Since management of type 2 diabetes via medication is essential for some patients, especially patients of color, it is critical to ensure access to medications or communities of color.
Diabetes Self-Management Education and Support (DSMES) Works to Help Manage Type 2 Diabetes
According to the CDC, DSMES is important because:
- Patients with education and support are healthier than those without
- Controlling type 2 diabetes saves time and money, and reduces emergency room visits and hospitalizations
- Education on medication adherence, blood sugar monitoring, and lifestyle changes helps patients improve type 2 diabetes management
- Managing type 2 diabetes properly helps curtail or delay serious health complications
Unacceptable racial disparities and inequities in type 2 diabetes health outcomes require immediate action and collaboration between public health, medical, and community systems.
The DRIVE Toolkit is a framework that can be utilized to help improve type 2 diabetes health outcomes in communities of color.
- Centers for Disease Control and Prevention. (2019, April 15). Addressing Health Disparities in Diabetes. Centers for Disease Control and Prevention. https://www.cdc.gov/diabetes/disparities.html. Accessed July 21, 2021.
- Centers for Disease Control and Prevention. (2021, January 4). Diabetes Report Card 2019. Centers for Disease Control and Prevention. https://www.cdc.gov/diabetes/library/reports/reportcard.html. Accessed July 21, 2021.
- National High Blood Pressure Education Program. The Seventh Report of the Joint National Committee on Prevention, Detection, Evaluation, and Treatment of High Blood Pressure. Bethesda, MD: National Heart, Lung, and Blood Institute; 2004. Accessed July 21, 2021.
- Daniel MJ. Lipid management in patients with type 2 diabetes. Am Health Drug Benefits. 2011;4:312-322.
- Murchison AP, Hark L, Pizzi LT, et al. Non-adherence to eye care in people with diabetes. BMJ Open Diabetes Res Care. 2017;5(1):e000333.
- Lewis EJ, Hunsicker LG, Clarke WR, et al; Collaborative Study Group. Renoprotective effect of the angiotensin-receptor antagonist irbesartan in patients with nephropathy due to type 2 diabetesexternal icon. N Engl J Med. 2001;345:851-860.
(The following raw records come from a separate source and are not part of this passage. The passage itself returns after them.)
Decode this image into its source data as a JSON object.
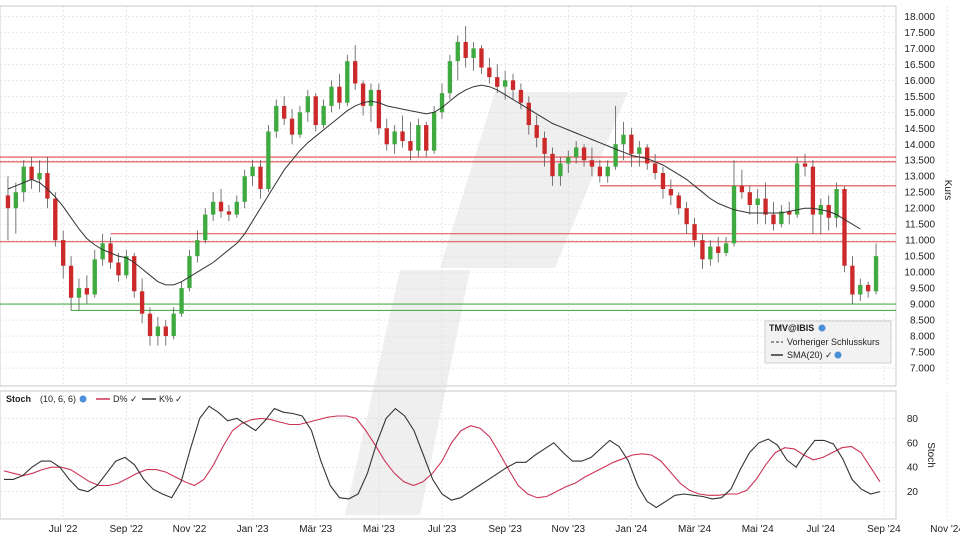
{
  "chart_data": [
    {
      "type": "candlestick",
      "symbol": "TMV@IBIS",
      "ylabel": "Kurs",
      "ylim": [
        6500,
        18200
      ],
      "y_ticks": [
        7000,
        7500,
        8000,
        8500,
        9000,
        9500,
        10000,
        10500,
        11000,
        11500,
        12000,
        12500,
        13000,
        13500,
        14000,
        14500,
        15000,
        15500,
        16000,
        16500,
        17000,
        17500,
        18000
      ],
      "y_tick_labels": [
        "7.000",
        "7.500",
        "8.000",
        "8.500",
        "9.000",
        "9.500",
        "10.000",
        "10.500",
        "11.000",
        "11.500",
        "12.000",
        "12.500",
        "13.000",
        "13.500",
        "14.000",
        "14.500",
        "15.000",
        "15.500",
        "16.000",
        "16.500",
        "17.000",
        "17.500",
        "18.000"
      ],
      "x_tick_labels": [
        "Jul '22",
        "Sep '22",
        "Nov '22",
        "Jan '23",
        "Mär '23",
        "Mai '23",
        "Jul '23",
        "Sep '23",
        "Nov '23",
        "Jan '24",
        "Mär '24",
        "Mai '24",
        "Jul '24",
        "Sep '24",
        "Nov '24"
      ],
      "x_tick_index": [
        7,
        15,
        23,
        31,
        39,
        47,
        55,
        63,
        71,
        79,
        87,
        95,
        103,
        111,
        119
      ],
      "candles": [
        [
          12400,
          13000,
          11000,
          12000
        ],
        [
          12000,
          12800,
          11200,
          12500
        ],
        [
          12500,
          13500,
          12200,
          13300
        ],
        [
          13300,
          13600,
          12600,
          12900
        ],
        [
          12900,
          13500,
          12500,
          13100
        ],
        [
          13100,
          13600,
          12000,
          12300
        ],
        [
          12300,
          12500,
          10800,
          11000
        ],
        [
          11000,
          11300,
          9800,
          10200
        ],
        [
          10200,
          10500,
          8800,
          9200
        ],
        [
          9200,
          9800,
          8800,
          9500
        ],
        [
          9500,
          9900,
          9000,
          9300
        ],
        [
          9300,
          10700,
          9200,
          10400
        ],
        [
          10400,
          11200,
          10200,
          10900
        ],
        [
          10900,
          11100,
          10100,
          10300
        ],
        [
          10300,
          10600,
          9700,
          9900
        ],
        [
          9900,
          10700,
          9800,
          10500
        ],
        [
          10500,
          10600,
          9200,
          9400
        ],
        [
          9400,
          9800,
          8400,
          8700
        ],
        [
          8700,
          8900,
          7700,
          8000
        ],
        [
          8000,
          8600,
          7700,
          8300
        ],
        [
          8300,
          8500,
          7700,
          8000
        ],
        [
          8000,
          8900,
          7900,
          8700
        ],
        [
          8700,
          9700,
          8600,
          9500
        ],
        [
          9500,
          10700,
          9400,
          10500
        ],
        [
          10500,
          11300,
          10300,
          11000
        ],
        [
          11000,
          12000,
          10900,
          11800
        ],
        [
          11800,
          12500,
          11600,
          12200
        ],
        [
          12200,
          12600,
          11700,
          11900
        ],
        [
          11900,
          12100,
          11600,
          11800
        ],
        [
          11800,
          12400,
          11700,
          12200
        ],
        [
          12200,
          13200,
          12000,
          13000
        ],
        [
          13000,
          13500,
          12700,
          13300
        ],
        [
          13300,
          13500,
          12300,
          12600
        ],
        [
          12600,
          14600,
          12500,
          14400
        ],
        [
          14400,
          15400,
          14200,
          15200
        ],
        [
          15200,
          15500,
          14600,
          14800
        ],
        [
          14800,
          15100,
          14000,
          14300
        ],
        [
          14300,
          15200,
          14200,
          15000
        ],
        [
          15000,
          15700,
          14700,
          15500
        ],
        [
          15500,
          15600,
          14400,
          14600
        ],
        [
          14600,
          15400,
          14500,
          15200
        ],
        [
          15200,
          16000,
          15000,
          15800
        ],
        [
          15800,
          16200,
          15100,
          15300
        ],
        [
          15300,
          16800,
          15200,
          16600
        ],
        [
          16600,
          17100,
          15700,
          15900
        ],
        [
          15900,
          16000,
          14900,
          15200
        ],
        [
          15200,
          15900,
          14700,
          15700
        ],
        [
          15700,
          15900,
          14300,
          14500
        ],
        [
          14500,
          14800,
          13800,
          14000
        ],
        [
          14000,
          14600,
          13700,
          14400
        ],
        [
          14400,
          14900,
          13900,
          14100
        ],
        [
          14100,
          14700,
          13500,
          13800
        ],
        [
          13800,
          14800,
          13600,
          14600
        ],
        [
          14600,
          14700,
          13600,
          13800
        ],
        [
          13800,
          15200,
          13700,
          15000
        ],
        [
          15000,
          15900,
          14800,
          15600
        ],
        [
          15600,
          16800,
          15400,
          16600
        ],
        [
          16600,
          17400,
          16000,
          17200
        ],
        [
          17200,
          17700,
          16400,
          16700
        ],
        [
          16700,
          17200,
          16300,
          17000
        ],
        [
          17000,
          17100,
          16200,
          16400
        ],
        [
          16400,
          16700,
          15900,
          16100
        ],
        [
          16100,
          16500,
          15600,
          15800
        ],
        [
          15800,
          16300,
          15400,
          16000
        ],
        [
          16000,
          16200,
          15400,
          15700
        ],
        [
          15700,
          15900,
          15100,
          15300
        ],
        [
          15300,
          15500,
          14300,
          14600
        ],
        [
          14600,
          14900,
          13900,
          14200
        ],
        [
          14200,
          14400,
          13300,
          13700
        ],
        [
          13700,
          13900,
          12700,
          13000
        ],
        [
          13000,
          13600,
          12700,
          13400
        ],
        [
          13400,
          13800,
          13100,
          13600
        ],
        [
          13600,
          14100,
          13400,
          13900
        ],
        [
          13900,
          14000,
          13300,
          13500
        ],
        [
          13500,
          13900,
          13000,
          13300
        ],
        [
          13300,
          13500,
          12800,
          13000
        ],
        [
          13000,
          13500,
          12800,
          13300
        ],
        [
          13300,
          15200,
          13200,
          14000
        ],
        [
          14000,
          14700,
          13500,
          14300
        ],
        [
          14300,
          14500,
          13300,
          13700
        ],
        [
          13700,
          14100,
          13300,
          13900
        ],
        [
          13900,
          14000,
          13200,
          13400
        ],
        [
          13400,
          13700,
          12900,
          13100
        ],
        [
          13100,
          13300,
          12300,
          12600
        ],
        [
          12600,
          12900,
          12100,
          12400
        ],
        [
          12400,
          12500,
          11800,
          12000
        ],
        [
          12000,
          12200,
          11200,
          11500
        ],
        [
          11500,
          11700,
          10800,
          11000
        ],
        [
          11000,
          11200,
          10100,
          10400
        ],
        [
          10400,
          11000,
          10200,
          10800
        ],
        [
          10800,
          11100,
          10300,
          10600
        ],
        [
          10600,
          11100,
          10500,
          10900
        ],
        [
          10900,
          13500,
          10800,
          12700
        ],
        [
          12700,
          13200,
          12300,
          12500
        ],
        [
          12500,
          12700,
          11800,
          12100
        ],
        [
          12100,
          12600,
          11500,
          12300
        ],
        [
          12300,
          12800,
          11500,
          11800
        ],
        [
          11800,
          12200,
          11300,
          11500
        ],
        [
          11500,
          12100,
          11400,
          11900
        ],
        [
          11900,
          12200,
          11500,
          11800
        ],
        [
          11800,
          13600,
          11700,
          13400
        ],
        [
          13400,
          13700,
          13000,
          13300
        ],
        [
          13300,
          13500,
          11200,
          11800
        ],
        [
          11800,
          12300,
          11200,
          12100
        ],
        [
          12100,
          12400,
          11300,
          11700
        ],
        [
          11700,
          12800,
          11400,
          12600
        ],
        [
          12600,
          12700,
          10000,
          10200
        ],
        [
          10200,
          10500,
          9000,
          9300
        ],
        [
          9300,
          9800,
          9100,
          9600
        ],
        [
          9600,
          9700,
          9200,
          9400
        ],
        [
          9400,
          10900,
          9300,
          10500
        ]
      ],
      "sma_label": "SMA(20)",
      "sma": [
        12600,
        12700,
        12800,
        12900,
        12800,
        12600,
        12350,
        12050,
        11700,
        11350,
        11050,
        10850,
        10700,
        10600,
        10500,
        10450,
        10300,
        10100,
        9900,
        9700,
        9600,
        9600,
        9700,
        9850,
        10000,
        10150,
        10300,
        10500,
        10700,
        10900,
        11200,
        11600,
        12000,
        12400,
        12800,
        13200,
        13500,
        13800,
        14050,
        14250,
        14450,
        14650,
        14850,
        15050,
        15200,
        15300,
        15350,
        15300,
        15200,
        15150,
        15100,
        15050,
        15000,
        14950,
        15000,
        15150,
        15350,
        15550,
        15700,
        15800,
        15850,
        15800,
        15700,
        15550,
        15400,
        15250,
        15100,
        14950,
        14800,
        14650,
        14550,
        14450,
        14350,
        14250,
        14150,
        14050,
        13950,
        13850,
        13750,
        13650,
        13600,
        13550,
        13450,
        13350,
        13200,
        13050,
        12900,
        12700,
        12500,
        12300,
        12150,
        12050,
        11950,
        11900,
        11850,
        11850,
        11850,
        11850,
        11850,
        11900,
        11950,
        12000,
        12000,
        11950,
        11900,
        11800,
        11650,
        11500,
        11350
      ],
      "support_lines": [
        {
          "y": 13600,
          "color": "#e04a4a"
        },
        {
          "y": 13450,
          "color": "#e04a4a"
        },
        {
          "y": 12700,
          "color": "#e04a4a",
          "from_index": 75
        },
        {
          "y": 11200,
          "color": "#e04a4a",
          "from_index": 13
        },
        {
          "y": 10950,
          "color": "#e04a4a"
        },
        {
          "y": 9000,
          "color": "#4cae4c"
        },
        {
          "y": 8800,
          "color": "#4cae4c",
          "from_index": 8
        }
      ],
      "legend": {
        "title": "TMV@IBIS",
        "entries": [
          "Vorheriger Schlusskurs",
          "SMA(20)"
        ],
        "placement": "bottom-right"
      },
      "colors": {
        "up": "#3faa3f",
        "down": "#cc2a2a",
        "sma": "#333333",
        "grid": "#d9d9d9"
      }
    },
    {
      "type": "line",
      "title": "Stoch",
      "params": "(10, 6, 6)",
      "ylim": [
        0,
        100
      ],
      "y_ticks": [
        20,
        40,
        60,
        80
      ],
      "y_tick_labels": [
        "20",
        "40",
        "60",
        "80"
      ],
      "ylabel": "Stoch",
      "series": [
        {
          "name": "D%",
          "color": "#cc3355",
          "values": [
            37,
            35,
            33,
            35,
            38,
            40,
            40,
            38,
            33,
            28,
            25,
            25,
            27,
            31,
            35,
            38,
            38,
            36,
            32,
            28,
            25,
            30,
            42,
            57,
            70,
            76,
            79,
            80,
            79,
            77,
            75,
            75,
            77,
            79,
            81,
            82,
            82,
            80,
            70,
            58,
            45,
            35,
            28,
            25,
            28,
            35,
            45,
            60,
            70,
            74,
            72,
            65,
            52,
            38,
            25,
            18,
            15,
            16,
            20,
            24,
            27,
            32,
            36,
            40,
            44,
            47,
            50,
            51,
            50,
            45,
            36,
            27,
            21,
            18,
            17,
            17,
            18,
            18,
            21,
            30,
            42,
            52,
            56,
            55,
            50,
            46,
            48,
            52,
            56,
            57,
            52,
            40,
            28
          ]
        },
        {
          "name": "K%",
          "color": "#333333",
          "values": [
            30,
            30,
            33,
            40,
            45,
            45,
            40,
            30,
            22,
            20,
            25,
            35,
            45,
            48,
            42,
            30,
            22,
            18,
            15,
            28,
            55,
            80,
            90,
            85,
            78,
            80,
            75,
            70,
            78,
            88,
            85,
            84,
            82,
            70,
            45,
            25,
            15,
            14,
            18,
            35,
            60,
            80,
            88,
            82,
            70,
            50,
            30,
            18,
            13,
            15,
            20,
            25,
            30,
            35,
            40,
            44,
            44,
            50,
            55,
            60,
            52,
            45,
            45,
            48,
            55,
            62,
            57,
            45,
            25,
            12,
            7,
            12,
            17,
            18,
            17,
            16,
            14,
            15,
            22,
            38,
            52,
            60,
            63,
            58,
            46,
            40,
            52,
            62,
            62,
            59,
            47,
            30,
            22,
            18,
            20
          ]
        }
      ]
    }
  ]
}
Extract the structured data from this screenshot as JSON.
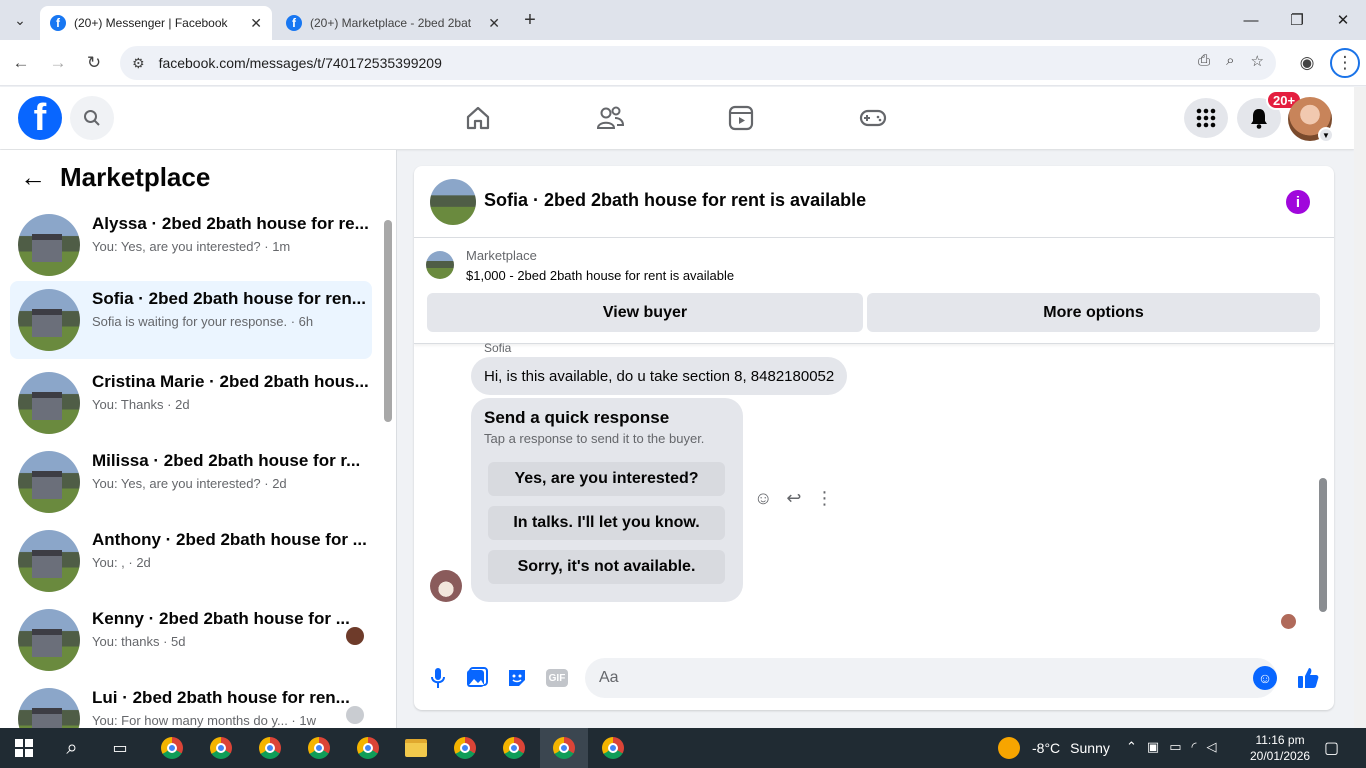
{
  "browser": {
    "tabs": [
      {
        "title": "(20+) Messenger | Facebook",
        "active": true
      },
      {
        "title": "(20+) Marketplace - 2bed 2bat",
        "active": false
      }
    ],
    "url": "facebook.com/messages/t/740172535399209"
  },
  "fbnav": {
    "notification_badge": "20+"
  },
  "sidebar": {
    "title": "Marketplace",
    "conversations": [
      {
        "name": "Alyssa · 2bed 2bath house for re...",
        "snippet": "You: Yes, are you interested? · 1m",
        "active": false
      },
      {
        "name": "Sofia · 2bed 2bath house for ren...",
        "snippet": "Sofia is waiting for your response. · 6h",
        "active": true
      },
      {
        "name": "Cristina Marie · 2bed 2bath hous...",
        "snippet": "You: Thanks · 2d",
        "active": false
      },
      {
        "name": "Milissa · 2bed 2bath house for r...",
        "snippet": "You: Yes, are you interested? · 2d",
        "active": false
      },
      {
        "name": "Anthony · 2bed 2bath house for ...",
        "snippet": "You: , · 2d",
        "active": false
      },
      {
        "name": "Kenny · 2bed 2bath house for ...",
        "snippet": "You: thanks · 5d",
        "active": false
      },
      {
        "name": "Lui · 2bed 2bath house for ren...",
        "snippet": "You: For how many months do y... · 1w",
        "active": false
      }
    ]
  },
  "chat": {
    "title": "Sofia · 2bed 2bath house for rent is available",
    "listing_label": "Marketplace",
    "listing_price_title": "$1,000 - 2bed 2bath house for rent is available",
    "view_buyer": "View buyer",
    "more_options": "More options",
    "sender": "Sofia",
    "message": "Hi, is this available, do u take section 8, 8482180052",
    "quick_response": {
      "heading": "Send a quick response",
      "subtext": "Tap a response to send it to the buyer.",
      "options": [
        "Yes, are you interested?",
        "In talks. I'll let you know.",
        "Sorry, it's not available."
      ]
    },
    "composer_placeholder": "Aa"
  },
  "taskbar": {
    "weather_temp": "-8°C",
    "weather_text": "Sunny",
    "time": "11:16 pm",
    "date": "20/01/2026"
  },
  "colors": {
    "fb_blue": "#0866ff",
    "active_conv": "#ebf5ff",
    "badge_red": "#e41e3f",
    "info_purple": "#a007dc"
  }
}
- Geiss LS, Li Y, Hora I, et al. Resurgence of diabetes-related nontraumatic lower-extremity amputation in the young and middle-aged adult US population. Diabetes Care. 2019;42(1):50-54.